Statistics show that it will take Vietnam only 20 years to transform from 7% to 14% of the population aged 65 years and above, compared to 115 years for France, 85 years for Sweden, 73 years for Australia, 69 years for the US, 65 years for Canada, and 45 years for the UK.

To deal with the issue, Vietnam has emphasized the importance of adapting to population aging, providing necessary health care for the elderly, and encouraging the development of health care facilities to meet the needs of older persons, according to Vietnam’s Deputy Health Minister Truong Quoc Cuong.

It is necessary to strengthen cross-sectoral coordination and participation of all stakeholders to build a dynamic and healthy aging society, he added.

 Ms. Naomi Kitahara, UNFPA Representative in Vietnam. Photo: UNFPA

Addressing the event, Ms. Naomi Kitahara, UNFPA Representative in Vietnam, said “Population aging is not the subject to be ignored in the 2030 Sustainable Development Agenda. Population aging happens not because of mortality decline, or because people live longer, but largely because fertility declines. All countries in the world including Vietnam must be prepared for aging when couples start to have a smaller family. Vietnam must envision a new paradigm that aligns demographic aging with economic and social growth and ensures social inclusion of the elderly”.

Aging in ASEAN

 WHO Representative in Vietnam Dr Kidong Park (2nd left) and representatives of ASEAN member states. Photo: UNFPA

Population aging is a global phenomenon. Virtually every country in the world is experiencing growth in both the size and the proportion of older persons in the population. ASEAN countries are not exceptions.

In 2019, the number of older persons in ASEAN is more than 45 million population aged 65 years or more, accounting for 7% of total ASEAN’s population. This number is projected to be respectively 132 million persons and 16.7% by 2050.

 Representatives from ASEAN member states attend the event. Photo: UNFPA

Aging in ASEAN has been discussed at the workshop titled “Strengthening Stakeholders Cooperation in Promoting Active Ageing and Mental Health in ASEAN” held in Hanoi by Vietnam’s Ministry of Health in collaboration with the Economic Research Institute for ASEAN and East Asia (ERIA), the United Nation Population Fund (UNFPA), and the World Health Organization (WHO).

The workshop that marked the participation of more than 170 people both online and offline from 10 ASEAN member states was organized as an event of Vietnam chairmanship of ASEAN 2020 to share experience and strengthen cooperation among stakeholders in promoting active aging and mental health for older persons in ASEAN community.

 The event draws a large number of participants. Photo: UNFPA

Participants discussed the current situation, the trend of aging in ASEAN, health statues especially mental health, and care needs of older persons. International experts from ERIA, UNFPA, WHO and ASEAN member states shared experiences and lessons learned on how to promote healthy active aging in the ASEAN community, particularly in the context of the Covid-19 pandemic.

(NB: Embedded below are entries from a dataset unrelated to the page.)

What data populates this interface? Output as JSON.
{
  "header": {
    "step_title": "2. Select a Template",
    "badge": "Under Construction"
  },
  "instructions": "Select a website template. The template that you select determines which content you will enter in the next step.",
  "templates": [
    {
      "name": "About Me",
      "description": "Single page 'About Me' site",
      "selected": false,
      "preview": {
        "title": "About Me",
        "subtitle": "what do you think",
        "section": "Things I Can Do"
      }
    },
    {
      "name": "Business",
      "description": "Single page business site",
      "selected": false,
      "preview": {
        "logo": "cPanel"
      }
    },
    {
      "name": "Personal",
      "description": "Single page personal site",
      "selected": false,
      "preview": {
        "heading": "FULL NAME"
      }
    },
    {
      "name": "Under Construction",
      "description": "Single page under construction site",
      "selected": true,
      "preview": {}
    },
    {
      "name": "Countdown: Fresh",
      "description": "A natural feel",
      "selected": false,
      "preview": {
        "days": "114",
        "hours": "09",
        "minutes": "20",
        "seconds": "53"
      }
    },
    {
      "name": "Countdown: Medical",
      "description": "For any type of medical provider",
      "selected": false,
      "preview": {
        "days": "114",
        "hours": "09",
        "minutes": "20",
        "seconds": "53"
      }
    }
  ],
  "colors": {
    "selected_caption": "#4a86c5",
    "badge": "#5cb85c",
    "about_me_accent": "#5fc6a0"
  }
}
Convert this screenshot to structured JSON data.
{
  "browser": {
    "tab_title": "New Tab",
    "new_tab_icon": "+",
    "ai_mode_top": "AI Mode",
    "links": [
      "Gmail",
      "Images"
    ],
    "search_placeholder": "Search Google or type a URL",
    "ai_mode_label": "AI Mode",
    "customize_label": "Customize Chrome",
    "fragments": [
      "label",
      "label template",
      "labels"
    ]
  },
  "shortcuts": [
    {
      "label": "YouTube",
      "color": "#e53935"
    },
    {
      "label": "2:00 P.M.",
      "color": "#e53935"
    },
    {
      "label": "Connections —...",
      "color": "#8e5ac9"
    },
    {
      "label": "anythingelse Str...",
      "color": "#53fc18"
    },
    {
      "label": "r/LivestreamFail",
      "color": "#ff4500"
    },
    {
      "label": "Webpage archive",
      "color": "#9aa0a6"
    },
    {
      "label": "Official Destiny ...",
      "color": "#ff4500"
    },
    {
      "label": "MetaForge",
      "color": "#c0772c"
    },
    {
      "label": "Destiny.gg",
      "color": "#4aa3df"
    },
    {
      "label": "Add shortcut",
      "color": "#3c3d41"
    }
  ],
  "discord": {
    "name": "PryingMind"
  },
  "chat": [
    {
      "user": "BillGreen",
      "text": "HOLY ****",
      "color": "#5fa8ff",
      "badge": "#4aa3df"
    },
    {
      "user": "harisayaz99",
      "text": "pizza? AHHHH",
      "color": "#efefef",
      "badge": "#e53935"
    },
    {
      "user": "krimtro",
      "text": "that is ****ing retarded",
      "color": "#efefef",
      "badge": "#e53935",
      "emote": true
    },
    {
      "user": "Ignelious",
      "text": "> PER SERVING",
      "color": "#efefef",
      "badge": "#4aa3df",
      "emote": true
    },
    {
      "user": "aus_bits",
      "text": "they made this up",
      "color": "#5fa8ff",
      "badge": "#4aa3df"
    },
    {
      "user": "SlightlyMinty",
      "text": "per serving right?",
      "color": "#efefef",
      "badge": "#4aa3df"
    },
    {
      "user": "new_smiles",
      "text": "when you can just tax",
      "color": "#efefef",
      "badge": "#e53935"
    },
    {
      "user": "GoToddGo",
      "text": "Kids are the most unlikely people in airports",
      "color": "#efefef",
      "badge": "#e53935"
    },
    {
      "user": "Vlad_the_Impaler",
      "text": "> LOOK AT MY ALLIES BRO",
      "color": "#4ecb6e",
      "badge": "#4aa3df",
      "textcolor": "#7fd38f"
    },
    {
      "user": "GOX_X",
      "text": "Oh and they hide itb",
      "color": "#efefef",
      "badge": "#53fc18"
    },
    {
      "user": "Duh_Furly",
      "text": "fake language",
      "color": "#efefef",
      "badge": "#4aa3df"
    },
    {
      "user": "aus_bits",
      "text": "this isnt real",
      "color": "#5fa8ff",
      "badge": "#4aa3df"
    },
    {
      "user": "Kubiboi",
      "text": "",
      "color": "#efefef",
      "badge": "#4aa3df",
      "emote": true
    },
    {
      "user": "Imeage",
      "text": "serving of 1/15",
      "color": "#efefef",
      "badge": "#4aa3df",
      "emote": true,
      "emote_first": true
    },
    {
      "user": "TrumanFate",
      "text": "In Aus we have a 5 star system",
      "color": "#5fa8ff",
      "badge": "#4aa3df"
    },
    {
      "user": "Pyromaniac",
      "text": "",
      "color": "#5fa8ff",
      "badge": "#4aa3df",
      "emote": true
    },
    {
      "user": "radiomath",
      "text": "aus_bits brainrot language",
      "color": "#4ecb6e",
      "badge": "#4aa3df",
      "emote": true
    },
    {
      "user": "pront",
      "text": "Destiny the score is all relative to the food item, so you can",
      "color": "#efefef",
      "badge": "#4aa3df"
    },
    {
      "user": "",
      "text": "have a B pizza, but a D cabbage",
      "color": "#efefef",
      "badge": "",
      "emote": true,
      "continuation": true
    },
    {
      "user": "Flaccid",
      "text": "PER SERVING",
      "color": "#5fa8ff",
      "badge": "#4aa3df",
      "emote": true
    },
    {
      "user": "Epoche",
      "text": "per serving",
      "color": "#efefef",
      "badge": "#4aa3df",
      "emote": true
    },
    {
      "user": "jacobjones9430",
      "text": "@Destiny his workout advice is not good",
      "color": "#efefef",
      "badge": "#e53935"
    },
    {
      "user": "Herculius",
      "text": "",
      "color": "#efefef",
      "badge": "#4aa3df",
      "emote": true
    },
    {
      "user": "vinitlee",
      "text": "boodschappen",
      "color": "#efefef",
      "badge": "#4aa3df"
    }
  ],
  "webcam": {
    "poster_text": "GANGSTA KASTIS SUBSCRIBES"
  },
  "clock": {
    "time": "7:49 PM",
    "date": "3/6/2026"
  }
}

In 2020, the Covid-19 pandemic amplifies and highlights the vulnerabilities and specific needs of older persons. It is clear that the fatality rate for older persons is higher, and for those over 80, it is five times higher than the global average. Older persons must be a priority in ASEAN community’s efforts to overcome the pandemic to ensure no one is left behind in humanitarian response as well as in development effort.

Regarding aging, in 2020, an estimated of over 700 million persons aged 65 years or over is recorded worldwide, accounting for 9.1% of the world’s population. This number might be more than double by 2050 with more than 1.5 billion and 15.5%, respectively.